EXERCISE PROMPT: Where "JSON" appears in a line of the entries below, that line should be copied.
Top of SOURCE INFORMATION
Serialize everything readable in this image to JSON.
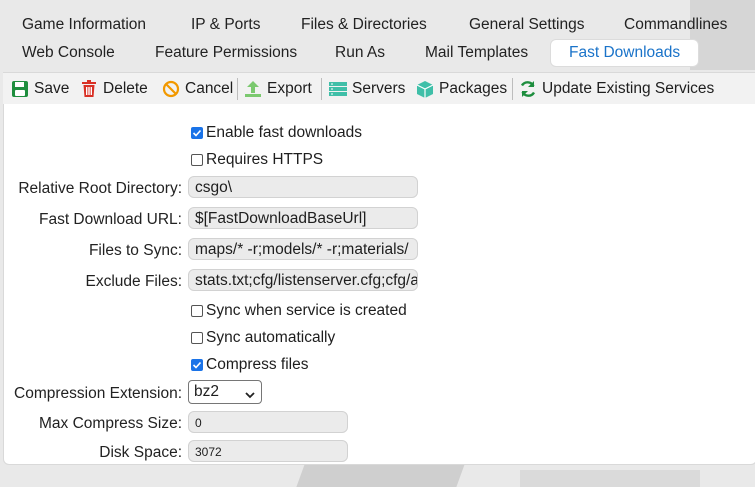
{
  "tabs_row1": [
    "Game Information",
    "IP & Ports",
    "Files & Directories",
    "General Settings",
    "Commandlines"
  ],
  "tabs_row2": [
    "Web Console",
    "Feature Permissions",
    "Run As",
    "Mail Templates",
    "Fast Downloads"
  ],
  "active_tab": "Fast Downloads",
  "toolbar": {
    "save": "Save",
    "delete": "Delete",
    "cancel": "Cancel",
    "export": "Export",
    "servers": "Servers",
    "packages": "Packages",
    "update": "Update Existing Services"
  },
  "form": {
    "enable_fast_downloads": {
      "label": "Enable fast downloads",
      "checked": true
    },
    "requires_https": {
      "label": "Requires HTTPS",
      "checked": false
    },
    "relative_root_label": "Relative Root Directory:",
    "relative_root_value": "csgo\\",
    "fast_url_label": "Fast Download URL:",
    "fast_url_value": "$[FastDownloadBaseUrl]",
    "files_sync_label": "Files to Sync:",
    "files_sync_value": "maps/* -r;models/* -r;materials/",
    "exclude_label": "Exclude Files:",
    "exclude_value": "stats.txt;cfg/listenserver.cfg;cfg/a",
    "sync_created": {
      "label": "Sync when service is created",
      "checked": false
    },
    "sync_auto": {
      "label": "Sync automatically",
      "checked": false
    },
    "compress": {
      "label": "Compress files",
      "checked": true
    },
    "compression_ext_label": "Compression Extension:",
    "compression_ext_value": "bz2",
    "max_compress_label": "Max Compress Size:",
    "max_compress_value": "0",
    "disk_space_label": "Disk Space:",
    "disk_space_value": "3072"
  },
  "colors": {
    "accent": "#1a73c9",
    "save_icon": "#1e8e3e",
    "delete_icon": "#d93025",
    "cancel_icon": "#f29900",
    "export_icon": "#7bc96f",
    "servers_icon": "#3fbfa8",
    "packages_icon": "#3fbfa8",
    "update_icon": "#1e8e3e"
  }
}
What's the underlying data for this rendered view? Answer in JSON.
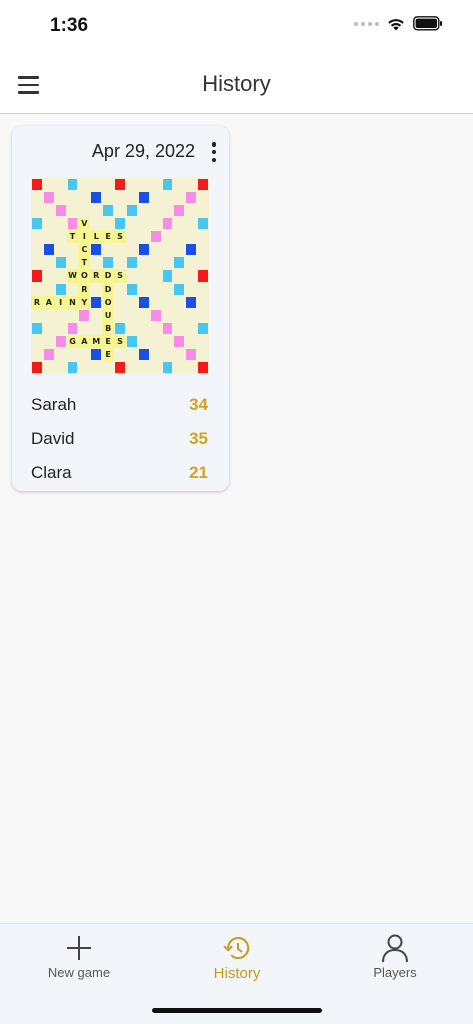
{
  "status_bar": {
    "time": "1:36",
    "icons": [
      "signal-dots-icon",
      "wifi-icon",
      "battery-icon"
    ]
  },
  "app_bar": {
    "title": "History",
    "menu_icon": "menu-icon"
  },
  "colors": {
    "accent": "#d4a21c",
    "triple_word": "#f21a1a",
    "double_word": "#f88de8",
    "triple_letter": "#1a4fe6",
    "double_letter": "#47c6ef",
    "board": "#f4f2d2",
    "tile": "#f7f58f"
  },
  "games": [
    {
      "date": "Apr 29, 2022",
      "board_words": [
        "VICTORY",
        "TILES",
        "WORDS",
        "RAINY",
        "DOUBLE",
        "GAMES"
      ],
      "players": [
        {
          "name": "Sarah",
          "score": "34"
        },
        {
          "name": "David",
          "score": "35"
        },
        {
          "name": "Clara",
          "score": "21"
        }
      ]
    }
  ],
  "nav": {
    "items": [
      {
        "label": "New game",
        "icon": "plus-icon",
        "active": false
      },
      {
        "label": "History",
        "icon": "history-icon",
        "active": true
      },
      {
        "label": "Players",
        "icon": "person-icon",
        "active": false
      }
    ]
  }
}
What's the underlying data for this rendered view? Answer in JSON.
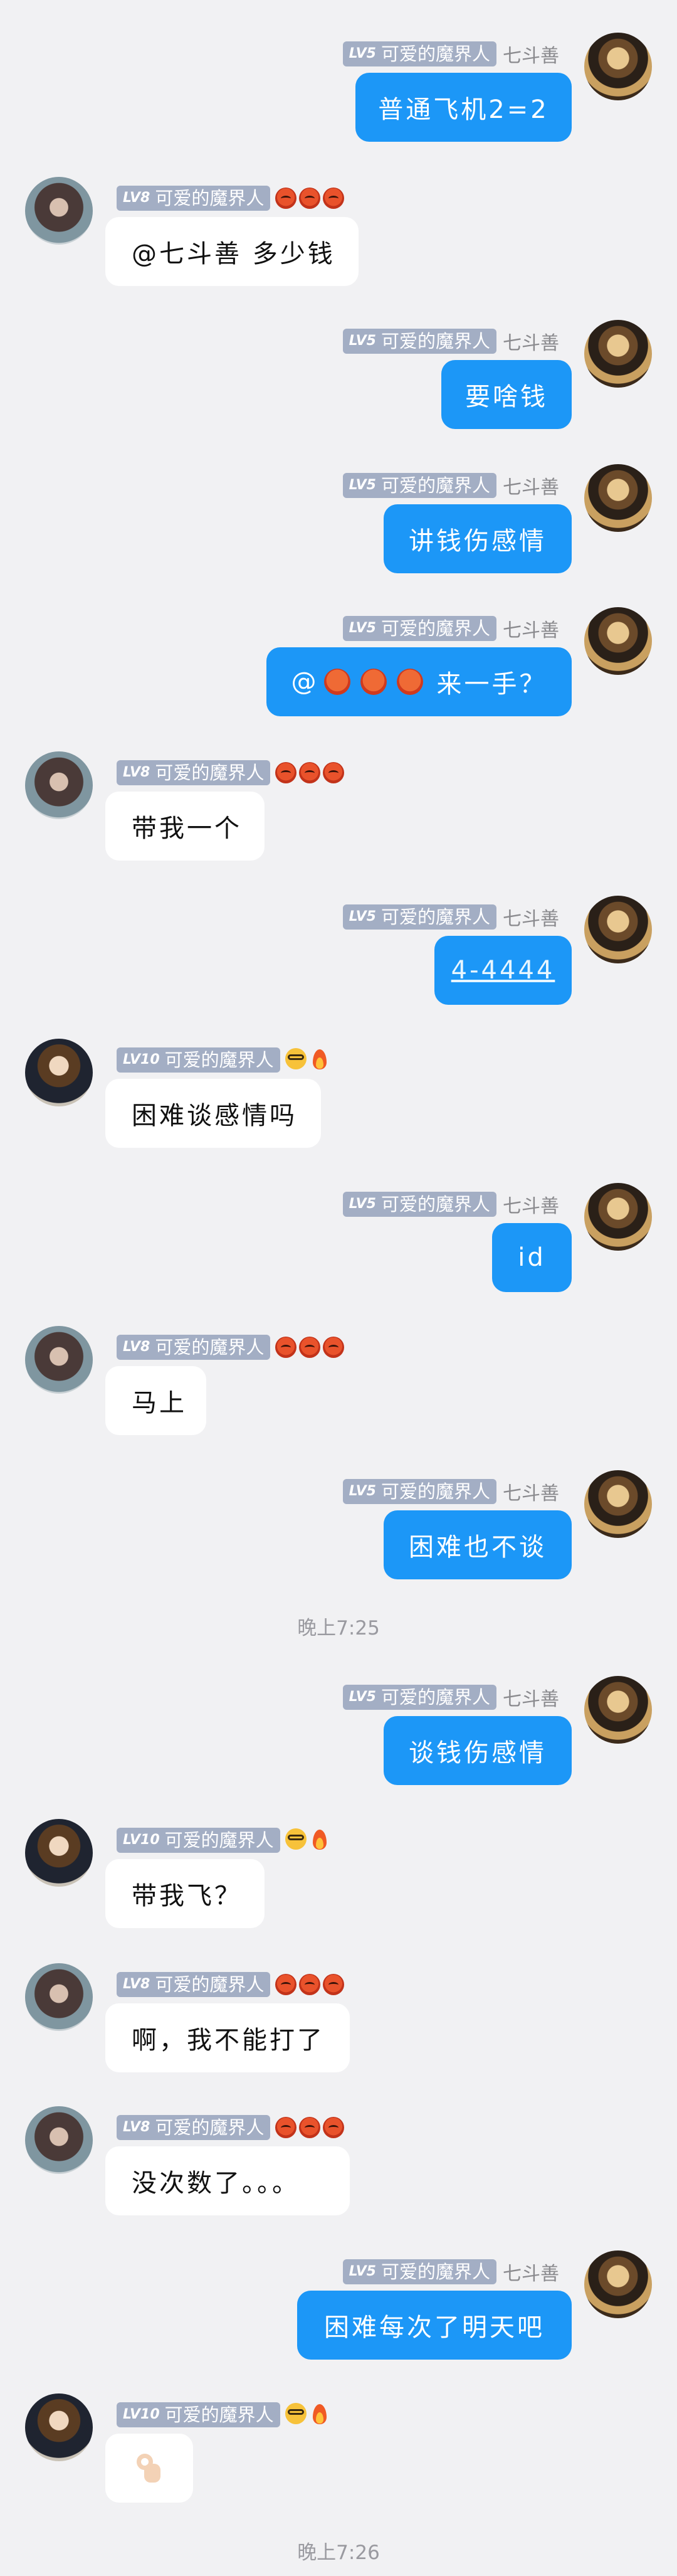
{
  "users": {
    "me": {
      "level": "LV5",
      "nickname": "可爱的魔界人",
      "sender": "七斗善"
    },
    "lv8": {
      "level": "LV8",
      "nickname": "可爱的魔界人"
    },
    "lv10": {
      "level": "LV10",
      "nickname": "可爱的魔界人"
    }
  },
  "colors": {
    "outgoing_bubble": "#1c97f7",
    "incoming_bubble": "#ffffff",
    "badge": "#a3aec4",
    "background": "#f1f1f3"
  },
  "messages": [
    {
      "text": "普通飞机2=2"
    },
    {
      "text": "@七斗善 多少钱"
    },
    {
      "text": "要啥钱"
    },
    {
      "text": "讲钱伤感情"
    },
    {
      "prefix": "@",
      "text": "来一手？",
      "emoji": "hot-face-emoji"
    },
    {
      "text": "带我一个"
    },
    {
      "text": "4-4444"
    },
    {
      "text": "困难谈感情吗"
    },
    {
      "text": "id"
    },
    {
      "text": "马上"
    },
    {
      "text": "困难也不谈"
    },
    {
      "text": "谈钱伤感情"
    },
    {
      "text": "带我飞？"
    },
    {
      "text": "啊，我不能打了"
    },
    {
      "text": "没次数了。。。"
    },
    {
      "text": "困难每次了明天吧"
    },
    {
      "emoji": "ok-hand-emoji"
    }
  ],
  "timestamps": [
    "晚上7:25",
    "晚上7:26"
  ],
  "badge_emojis": {
    "lv8": [
      "hot-face-emoji",
      "hot-face-emoji",
      "hot-face-emoji"
    ],
    "lv10": [
      "nerd-face-emoji",
      "fire-emoji"
    ]
  }
}
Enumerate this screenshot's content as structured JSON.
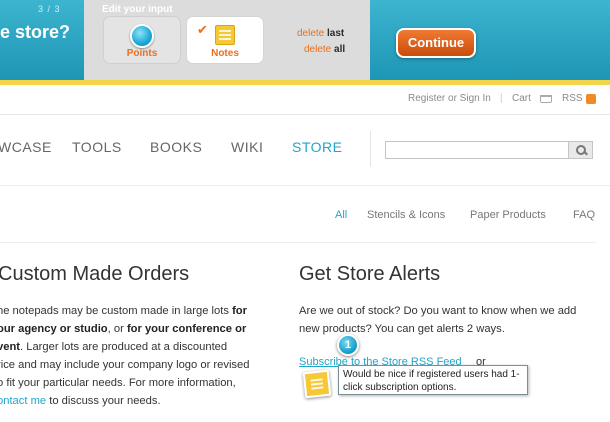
{
  "toolbar": {
    "step": "3 / 3",
    "question": "e store?",
    "input_title": "Edit your input",
    "options": [
      {
        "label": "Points",
        "icon": "point-dot-icon"
      },
      {
        "label": "Notes",
        "icon": "note-icon"
      }
    ],
    "delete_last": {
      "prefix": "delete ",
      "bold": "last"
    },
    "delete_all": {
      "prefix": "delete ",
      "bold": "all"
    },
    "continue_label": "Continue",
    "accent_color": "#1d95b4",
    "button_color": "#e2621a"
  },
  "utility_nav": {
    "register": "Register or Sign In",
    "separator": "|",
    "cart": "Cart",
    "rss": "RSS"
  },
  "main_nav": {
    "items": [
      "WCASE",
      "TOOLS",
      "BOOKS",
      "WIKI",
      "STORE"
    ],
    "active": "STORE"
  },
  "search": {
    "placeholder": ""
  },
  "sub_nav": {
    "items": [
      "All",
      "Stencils & Icons",
      "Paper Products",
      "FAQ"
    ],
    "active": "All"
  },
  "left_column": {
    "title": "Custom Made Orders",
    "p1": "he notepads may be custom made in large lots ",
    "b1": "for",
    "b2": "our agency or studio",
    "p2": ", or ",
    "b3": "for your conference or",
    "b4": "vent",
    "p3": ". Larger lots are produced at a discounted",
    "p4": "rice and may include your company logo or revised",
    "p5": "o fit your particular needs. For more information,",
    "link": "ontact me",
    "p6": " to discuss your needs."
  },
  "right_column": {
    "title": "Get Store Alerts",
    "body": "Are we out of stock? Do you want to know when we add new products? You can get alerts 2 ways.",
    "rss_link": "Subscribe to the Store RSS Feed",
    "or": "or"
  },
  "annotation": {
    "marker_number": "1",
    "note_text": "Would be nice if registered users had 1-click subscription options."
  }
}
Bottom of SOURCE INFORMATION
OUTPUT BELOW:
Serialize everything readable in this image to JSON.
What's the underlying data for this rendered view? Answer in JSON.
What's the underlying data for this rendered view? Answer in JSON.
Enumerate this screenshot's content as structured JSON.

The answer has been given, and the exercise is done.